DEVO face shield
DEVO Store
The classic DEVO Energy Dome is fitted with a new face shield.

The Akron-bred new wave band DEVO found their fame mixing danceable music with satiric takes on American culture. They also sold humorous fan merchandise, including buttons, action figures, and bumper stickers. The coronavirus pandemic has inspired the band’s latest promotional items ⁠— personal protection equipment.

DEVO's entry into the personal protection equipment market is a modification of the band's iconic piece of headgear, the Energy Dome. A clear, plastic face shield is attached to the front of the stair-stepped red hat, sometimes described as an upside-down flowerpot. Band cofounder Gerry Casale said they were actually inspired by an art deco lighting fixture he used to stare at at his Catholic elementary school in Kent, Ohio.

“And so I found a [vacuum forming] plastics manufacturer that did small batches in L.A., and he would make about a hundred at a time for us,” he said. “And then, we decided to try to sell them to make back the cost. And when everybody got done laughing at them, they all wanted them.”

According to Casale, pushing promotional swag in 1980 wasn’t very common.

“In fact, all the supposedly, you know, hard rock bands with credibility frowned upon it. That was a sellout,” he said. “So when DEVO came up with all these ridiculous products that were on purpose, like a wink and a nod - our fans were in on it.”

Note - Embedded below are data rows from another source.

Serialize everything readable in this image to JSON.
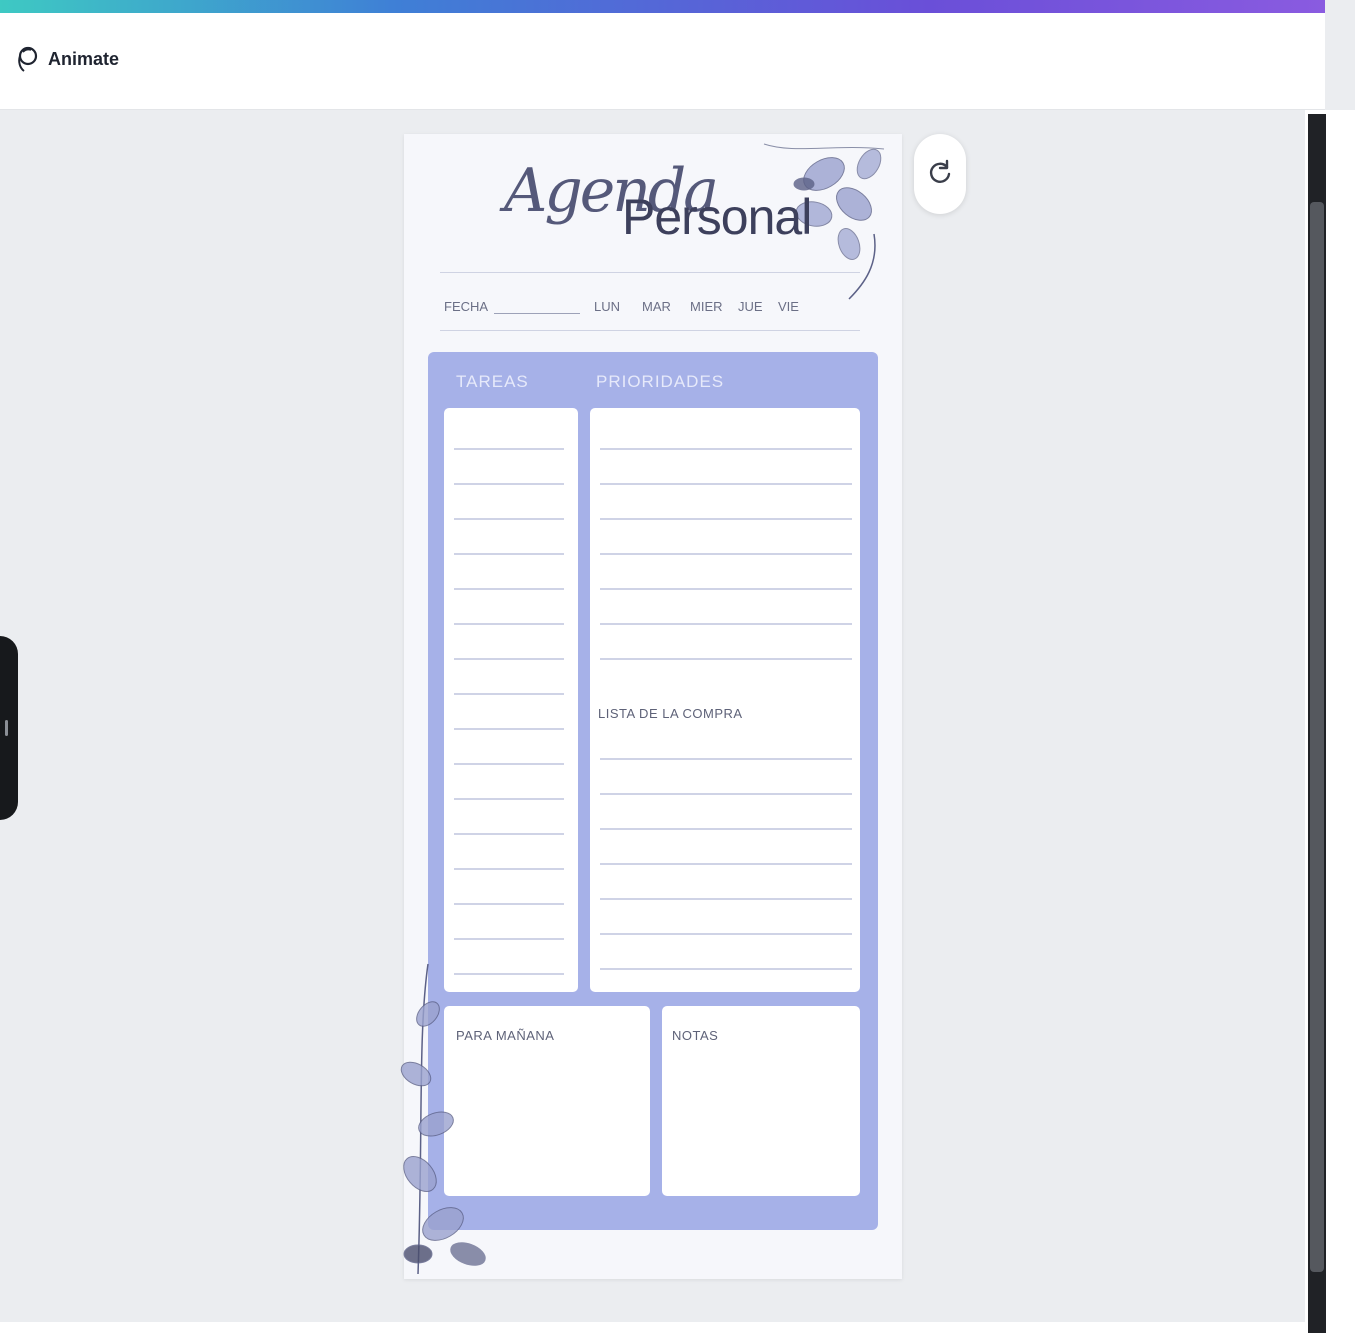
{
  "toolbar": {
    "animate_label": "Animate",
    "animate_icon": "animate-icon"
  },
  "page": {
    "title_script": "Agenda",
    "title_main": "Personal",
    "date_label": "FECHA",
    "days": [
      "LUN",
      "MAR",
      "MIER",
      "JUE",
      "VIE"
    ],
    "columns": {
      "tasks": "TAREAS",
      "priorities": "PRIORIDADES"
    },
    "shopping_list_label": "LISTA DE LA COMPRA",
    "tomorrow_label": "PARA MAÑANA",
    "notes_label": "NOTAS"
  },
  "colors": {
    "panel": "#a6b1e8",
    "accent_gradient": [
      "#3ec9c3",
      "#3f7fd6",
      "#8a5be0"
    ]
  },
  "icons": {
    "refresh": "refresh-icon"
  }
}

Over the past couple months, the market for pandemic-inspired facemasks has exploded.

Everyone from famous fashion designers to major sports teams are marketing branded merchandise aimed at curbing the spread of COVID-19.

While it may not be surprising that DEVO is marketing its own masks, the band has upped the ante by offering face shields.

“That's because the company that we found to [vacuum form] our red hats was making shields for people in the restaurant and medical industries,” Casale said. “And they came to us and said, ‘Hey, you guys want a shield?’ And I said, well, can you make it to fit inside the Energy Dome? And they said, ‘Sure. No problem.’”

Wearing protective gear has always been part of the band’s look, and they use humor to make a point.

Forty years ago, they sported yellow hazmat suits and goggles as a satirical comment on the threat of environmental degradation. Today, Casale thinks that the satire has caught up with real life, and the need for personal protection is all too real. He sees the merchandising as its own commentary on a consumer culture distracted by owning the latest branded item while the world outside is mired in political discord and deep decay.

“We were kind of cautioning people to not be lemmings and to not be mindless conformists,” Casale said, pointing to their 1980 song “Freedom of Choice.” “Right now, you have it. But you're choosing to lose it, and you better do something with it, before you don't have a choice. Which is where we're at.”